'I got a very negative press at the time from many people and organisations, not least the Milk Marketing Board. They seemed to think that my head was stuck in the clouds and what I was saying wasn't actually relevant. Everybody had an opinion that organic farmers were something like the guys out of The Good Life, someone who wore sandals and lay about with cows, so it wasn't taken as seriously as mainstream farming.’
Laughlin ignored the negative reactions to his ideas and finished his conversion in May 2001. Laughlin explained the conversion to organic farming was not without its problems: 'It had been suggested to us by some that it would be a very difficult thing for us to do. If anyone says that to me it's like a red rag to a bull.' Eventually he was seen as a progressive farmer and began to be taken seriously.
Laughlin farms his herd sustainably and prefers 'green' practices. 'Organic farming is the way nature intended it to be. We farm without any agrichemicals, herbicides or fertilisers. We treat our animals as individuals rather than part of a herd ,using homoeopathy and herbal remedies. Nine times out of ten those will work but if they don't we resort to antibiotics.'
Despite reaping the benefits, Laughlin said conversion to organic farming is expensive. Organic farmers must undergo a conversion period of over two years, during which they cannot sell any produce as organic. But slowly the organic market is taking-off in the province because of a number of health scares.
'Everytime there is a health scare we see our sales take a jump. At the end of the day supermarkets do listen to their customers and more people want food that is additive-free. Organic food is particularly popular in the infant and elderly market, according to Laughlin.
Surveys have shown 70 per cent of all baby food sold in the UK is organic. 'Mothers don't want their children to be the one in three that have cancer, or they don't want their children to get asthma because they have reacted to the chemicals in conventional food.’

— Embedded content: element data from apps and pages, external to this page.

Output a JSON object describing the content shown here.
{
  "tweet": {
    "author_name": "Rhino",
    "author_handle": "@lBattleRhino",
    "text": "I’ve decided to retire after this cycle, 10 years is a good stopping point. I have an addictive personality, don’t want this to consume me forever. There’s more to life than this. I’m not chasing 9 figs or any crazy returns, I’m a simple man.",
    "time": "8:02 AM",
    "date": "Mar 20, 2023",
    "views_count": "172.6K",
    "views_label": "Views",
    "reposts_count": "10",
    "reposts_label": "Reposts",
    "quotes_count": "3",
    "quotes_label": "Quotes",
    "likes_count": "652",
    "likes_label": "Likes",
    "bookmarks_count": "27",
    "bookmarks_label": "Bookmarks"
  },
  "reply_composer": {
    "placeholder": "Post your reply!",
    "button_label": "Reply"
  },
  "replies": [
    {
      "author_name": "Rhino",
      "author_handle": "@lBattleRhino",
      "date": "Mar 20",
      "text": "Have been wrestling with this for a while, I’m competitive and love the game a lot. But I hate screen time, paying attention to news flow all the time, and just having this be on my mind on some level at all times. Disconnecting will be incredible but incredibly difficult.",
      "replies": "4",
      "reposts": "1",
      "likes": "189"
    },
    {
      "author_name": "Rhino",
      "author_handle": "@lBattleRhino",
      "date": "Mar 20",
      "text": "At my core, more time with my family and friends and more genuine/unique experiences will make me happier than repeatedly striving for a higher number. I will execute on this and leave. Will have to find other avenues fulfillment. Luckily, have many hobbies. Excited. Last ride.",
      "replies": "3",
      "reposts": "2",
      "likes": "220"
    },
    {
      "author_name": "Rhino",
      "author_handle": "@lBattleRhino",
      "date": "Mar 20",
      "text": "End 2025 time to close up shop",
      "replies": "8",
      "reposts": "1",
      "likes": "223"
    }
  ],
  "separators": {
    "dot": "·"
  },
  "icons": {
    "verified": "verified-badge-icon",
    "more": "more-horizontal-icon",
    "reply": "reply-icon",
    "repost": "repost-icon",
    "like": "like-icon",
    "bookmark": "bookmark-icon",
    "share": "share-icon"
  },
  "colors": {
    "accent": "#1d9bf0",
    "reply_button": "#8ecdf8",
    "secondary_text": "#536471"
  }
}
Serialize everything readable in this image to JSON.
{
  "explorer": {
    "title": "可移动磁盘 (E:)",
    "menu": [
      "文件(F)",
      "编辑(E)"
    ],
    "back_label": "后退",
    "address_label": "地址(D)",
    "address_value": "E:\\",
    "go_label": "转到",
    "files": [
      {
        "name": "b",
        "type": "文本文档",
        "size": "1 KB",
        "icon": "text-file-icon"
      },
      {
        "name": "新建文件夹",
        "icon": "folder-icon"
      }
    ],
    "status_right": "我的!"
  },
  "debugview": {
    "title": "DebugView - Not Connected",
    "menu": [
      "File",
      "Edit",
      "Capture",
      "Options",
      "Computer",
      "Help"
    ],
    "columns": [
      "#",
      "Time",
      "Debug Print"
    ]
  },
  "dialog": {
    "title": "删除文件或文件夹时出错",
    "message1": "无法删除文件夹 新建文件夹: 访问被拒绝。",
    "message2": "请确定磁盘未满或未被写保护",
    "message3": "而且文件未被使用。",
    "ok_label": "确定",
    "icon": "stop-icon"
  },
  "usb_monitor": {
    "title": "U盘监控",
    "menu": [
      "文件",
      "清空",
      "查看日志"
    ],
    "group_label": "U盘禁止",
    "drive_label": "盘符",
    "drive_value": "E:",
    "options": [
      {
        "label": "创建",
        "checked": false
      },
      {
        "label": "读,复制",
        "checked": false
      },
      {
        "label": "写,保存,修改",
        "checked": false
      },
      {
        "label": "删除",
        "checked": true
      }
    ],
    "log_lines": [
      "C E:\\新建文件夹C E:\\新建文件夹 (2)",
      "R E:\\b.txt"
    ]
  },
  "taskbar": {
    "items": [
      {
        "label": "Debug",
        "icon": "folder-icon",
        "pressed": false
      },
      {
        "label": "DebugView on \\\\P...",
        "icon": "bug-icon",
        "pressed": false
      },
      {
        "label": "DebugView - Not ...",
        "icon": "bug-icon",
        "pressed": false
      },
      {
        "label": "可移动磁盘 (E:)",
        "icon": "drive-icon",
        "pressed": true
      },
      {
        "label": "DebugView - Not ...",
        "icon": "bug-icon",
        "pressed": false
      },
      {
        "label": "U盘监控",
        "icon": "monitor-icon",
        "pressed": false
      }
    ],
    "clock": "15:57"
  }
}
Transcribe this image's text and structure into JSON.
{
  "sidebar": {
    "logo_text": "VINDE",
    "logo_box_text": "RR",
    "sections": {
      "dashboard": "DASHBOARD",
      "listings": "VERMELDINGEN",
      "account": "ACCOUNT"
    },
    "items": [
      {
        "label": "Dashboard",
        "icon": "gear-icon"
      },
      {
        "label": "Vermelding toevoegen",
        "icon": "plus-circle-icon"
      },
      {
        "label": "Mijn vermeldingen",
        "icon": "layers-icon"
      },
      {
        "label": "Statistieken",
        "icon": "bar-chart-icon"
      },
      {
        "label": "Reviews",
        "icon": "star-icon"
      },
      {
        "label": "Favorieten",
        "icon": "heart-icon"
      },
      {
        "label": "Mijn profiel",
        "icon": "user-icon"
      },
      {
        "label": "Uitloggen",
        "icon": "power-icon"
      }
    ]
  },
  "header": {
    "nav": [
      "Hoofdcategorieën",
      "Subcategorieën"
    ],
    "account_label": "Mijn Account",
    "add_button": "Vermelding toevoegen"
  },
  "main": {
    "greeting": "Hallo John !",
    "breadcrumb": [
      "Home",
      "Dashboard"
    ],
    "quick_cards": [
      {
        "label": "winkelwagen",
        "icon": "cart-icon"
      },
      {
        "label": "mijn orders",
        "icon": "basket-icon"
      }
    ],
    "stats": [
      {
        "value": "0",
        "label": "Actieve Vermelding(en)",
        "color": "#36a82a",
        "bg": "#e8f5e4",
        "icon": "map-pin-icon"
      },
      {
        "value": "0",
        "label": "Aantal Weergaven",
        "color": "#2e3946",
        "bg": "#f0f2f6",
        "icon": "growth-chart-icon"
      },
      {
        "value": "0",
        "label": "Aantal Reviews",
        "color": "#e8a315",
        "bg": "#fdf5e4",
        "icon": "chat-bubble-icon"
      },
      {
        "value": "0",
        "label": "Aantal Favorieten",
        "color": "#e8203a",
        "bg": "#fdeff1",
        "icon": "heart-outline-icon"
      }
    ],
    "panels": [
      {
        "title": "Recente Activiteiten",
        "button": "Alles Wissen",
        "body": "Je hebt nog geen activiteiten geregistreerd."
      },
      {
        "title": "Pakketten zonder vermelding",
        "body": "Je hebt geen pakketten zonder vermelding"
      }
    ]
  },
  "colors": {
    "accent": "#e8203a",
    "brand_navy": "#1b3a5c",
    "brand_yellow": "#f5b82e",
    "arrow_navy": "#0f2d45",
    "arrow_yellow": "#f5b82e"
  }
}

Laughlin explains American research has found organic baby milk contains at least three times the level of omega-3 fatty acids as normal milk.
Rex Humphrey, a co-pioneer, farms 560 hectares and has specialised in organic dairy, beef and cereals since 1999. With Laughlin he formed the United Irish Organics company.
Of the transition Humphrey explains: 'I thought it was a niche market and an interesting concept to take farming forward. We were on a cycle that was depleting the soil and sooner or later it had to come to an end.' Now Humphrey is reaping the benefits.
'Since we started our soil has greatly improved, our profitability and yields have gone up and there are signs we can farm sustainably for an indefinite period of time.’
Saunders advises any farmer who wishes to convert must legally register with a recognised organic certification body, such as the Soil Association, Organic Farmers and Growers, Irish Organic Farmers and Growers Association or the Organic Trust. Certification usually costs a farmer between £250 and £500 a year.
Greenmount Organic Development Advisers have been involved in organic production since 1990 and have been providing assistance to farmers considering organic production. Right from the start, the campus has run two-day 'Introduction to Organic Production' courses several times a year, as well as a range of training sessions, seminars by guest speakers, and study tours.
The campus now has its own organic farm, which started conversion in 2002. It is used for demonstration, education, technology transfer, and research and development for the organic sector and wider agricultural industry.
Farmers can also benefit from the Organic Farming Scheme grant, which provides financial aid during the conversion stage.
As well as a whole range of advisory and information leaflets for farmers, Greenmount also publishes an organic 'Food Directory' so that consumers can find where they can buy local organic food. It is available from Greenmount (telephone +44 (0) 28 9442 6765), and is also available on the RURALni website.
By Heather Simpson